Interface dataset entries
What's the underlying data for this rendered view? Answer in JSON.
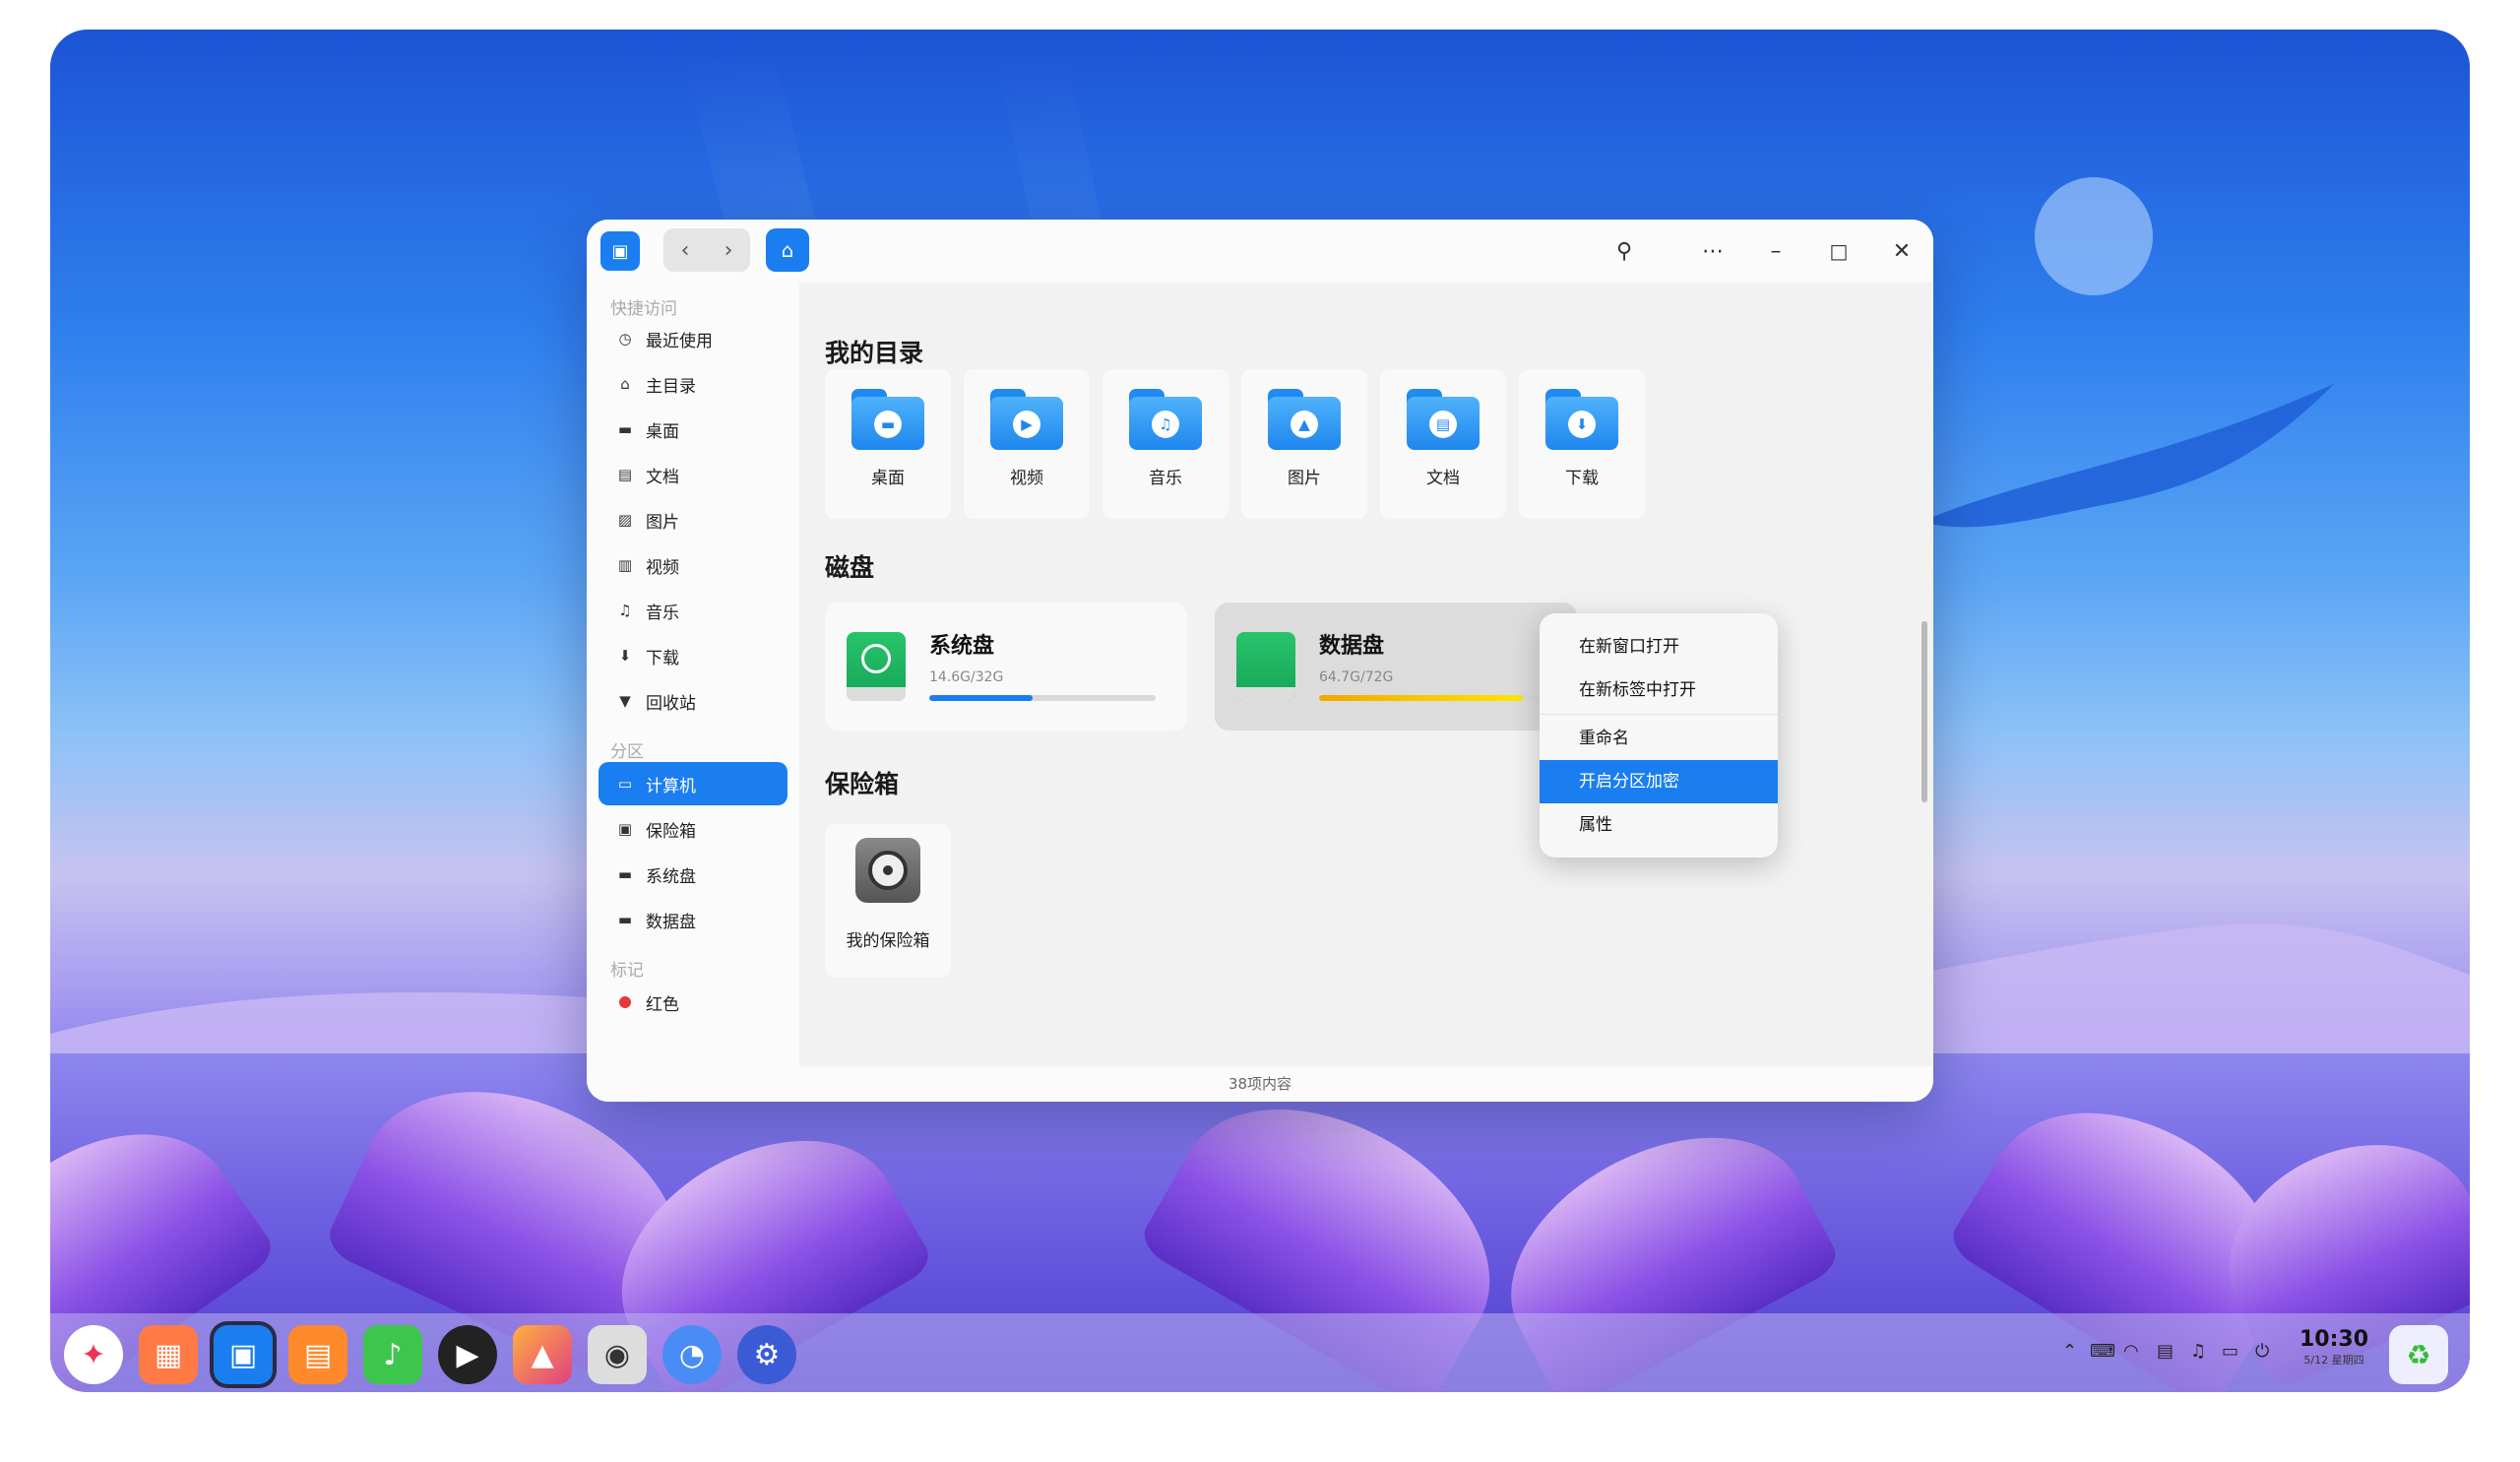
{
  "window": {
    "sidebar": {
      "sections": {
        "quick": "快捷访问",
        "partitions": "分区",
        "tags": "标记"
      },
      "quick_items": [
        {
          "label": "最近使用",
          "icon": "clock-icon"
        },
        {
          "label": "主目录",
          "icon": "home-icon"
        },
        {
          "label": "桌面",
          "icon": "desktop-icon"
        },
        {
          "label": "文档",
          "icon": "document-icon"
        },
        {
          "label": "图片",
          "icon": "image-icon"
        },
        {
          "label": "视频",
          "icon": "video-icon"
        },
        {
          "label": "音乐",
          "icon": "music-icon"
        },
        {
          "label": "下载",
          "icon": "download-icon"
        },
        {
          "label": "回收站",
          "icon": "trash-icon"
        }
      ],
      "partition_items": [
        {
          "label": "计算机",
          "icon": "computer-icon",
          "active": true
        },
        {
          "label": "保险箱",
          "icon": "vault-icon"
        },
        {
          "label": "系统盘",
          "icon": "disk-icon"
        },
        {
          "label": "数据盘",
          "icon": "disk-icon"
        }
      ],
      "tag_items": [
        {
          "label": "红色",
          "color": "#e5383b"
        }
      ]
    },
    "content": {
      "my_dirs_title": "我的目录",
      "dirs": [
        {
          "label": "桌面",
          "icon": "desktop-folder-icon"
        },
        {
          "label": "视频",
          "icon": "video-folder-icon"
        },
        {
          "label": "音乐",
          "icon": "music-folder-icon"
        },
        {
          "label": "图片",
          "icon": "picture-folder-icon"
        },
        {
          "label": "文档",
          "icon": "document-folder-icon"
        },
        {
          "label": "下载",
          "icon": "download-folder-icon"
        }
      ],
      "disks_title": "磁盘",
      "disks": [
        {
          "name": "系统盘",
          "size": "14.6G/32G",
          "usage": 0.456,
          "color": "#1a7ef0"
        },
        {
          "name": "数据盘",
          "size": "64.7G/72G",
          "usage": 0.9,
          "color": "#f0a800"
        }
      ],
      "vault_title": "保险箱",
      "vault_label": "我的保险箱"
    },
    "status": "38项内容"
  },
  "context_menu": {
    "items": [
      "在新窗口打开",
      "在新标签中打开",
      "重命名",
      "开启分区加密",
      "属性"
    ],
    "highlighted": 3
  },
  "taskbar": {
    "apps": [
      "launcher-icon",
      "multitask-icon",
      "file-manager-icon",
      "app-store-icon",
      "music-icon",
      "movie-icon",
      "photos-icon",
      "camera-icon",
      "browser-icon",
      "settings-icon"
    ],
    "clock_time": "10:30",
    "clock_date": "5/12 星期四"
  }
}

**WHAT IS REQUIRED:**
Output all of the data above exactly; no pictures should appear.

**SOLUTION FOR THIS EXERCISE:**
What's the underlying data for this rendered view? Answer in JSON.
{
  "window": {
    "sidebar": {
      "sections": {
        "quick": "快捷访问",
        "partitions": "分区",
        "tags": "标记"
      },
      "quick_items": [
        {
          "label": "最近使用",
          "icon": "clock-icon"
        },
        {
          "label": "主目录",
          "icon": "home-icon"
        },
        {
          "label": "桌面",
          "icon": "desktop-icon"
        },
        {
          "label": "文档",
          "icon": "document-icon"
        },
        {
          "label": "图片",
          "icon": "image-icon"
        },
        {
          "label": "视频",
          "icon": "video-icon"
        },
        {
          "label": "音乐",
          "icon": "music-icon"
        },
        {
          "label": "下载",
          "icon": "download-icon"
        },
        {
          "label": "回收站",
          "icon": "trash-icon"
        }
      ],
      "partition_items": [
        {
          "label": "计算机",
          "icon": "computer-icon",
          "active": true
        },
        {
          "label": "保险箱",
          "icon": "vault-icon"
        },
        {
          "label": "系统盘",
          "icon": "disk-icon"
        },
        {
          "label": "数据盘",
          "icon": "disk-icon"
        }
      ],
      "tag_items": [
        {
          "label": "红色",
          "color": "#e5383b"
        }
      ]
    },
    "content": {
      "my_dirs_title": "我的目录",
      "dirs": [
        {
          "label": "桌面",
          "icon": "desktop-folder-icon"
        },
        {
          "label": "视频",
          "icon": "video-folder-icon"
        },
        {
          "label": "音乐",
          "icon": "music-folder-icon"
        },
        {
          "label": "图片",
          "icon": "picture-folder-icon"
        },
        {
          "label": "文档",
          "icon": "document-folder-icon"
        },
        {
          "label": "下载",
          "icon": "download-folder-icon"
        }
      ],
      "disks_title": "磁盘",
      "disks": [
        {
          "name": "系统盘",
          "size": "14.6G/32G",
          "usage": 0.456,
          "color": "#1a7ef0"
        },
        {
          "name": "数据盘",
          "size": "64.7G/72G",
          "usage": 0.9,
          "color": "#f0a800"
        }
      ],
      "vault_title": "保险箱",
      "vault_label": "我的保险箱"
    },
    "status": "38项内容"
  },
  "context_menu": {
    "items": [
      "在新窗口打开",
      "在新标签中打开",
      "重命名",
      "开启分区加密",
      "属性"
    ],
    "highlighted": 3
  },
  "taskbar": {
    "apps": [
      "launcher-icon",
      "multitask-icon",
      "file-manager-icon",
      "app-store-icon",
      "music-icon",
      "movie-icon",
      "photos-icon",
      "camera-icon",
      "browser-icon",
      "settings-icon"
    ],
    "clock_time": "10:30",
    "clock_date": "5/12 星期四"
  }
}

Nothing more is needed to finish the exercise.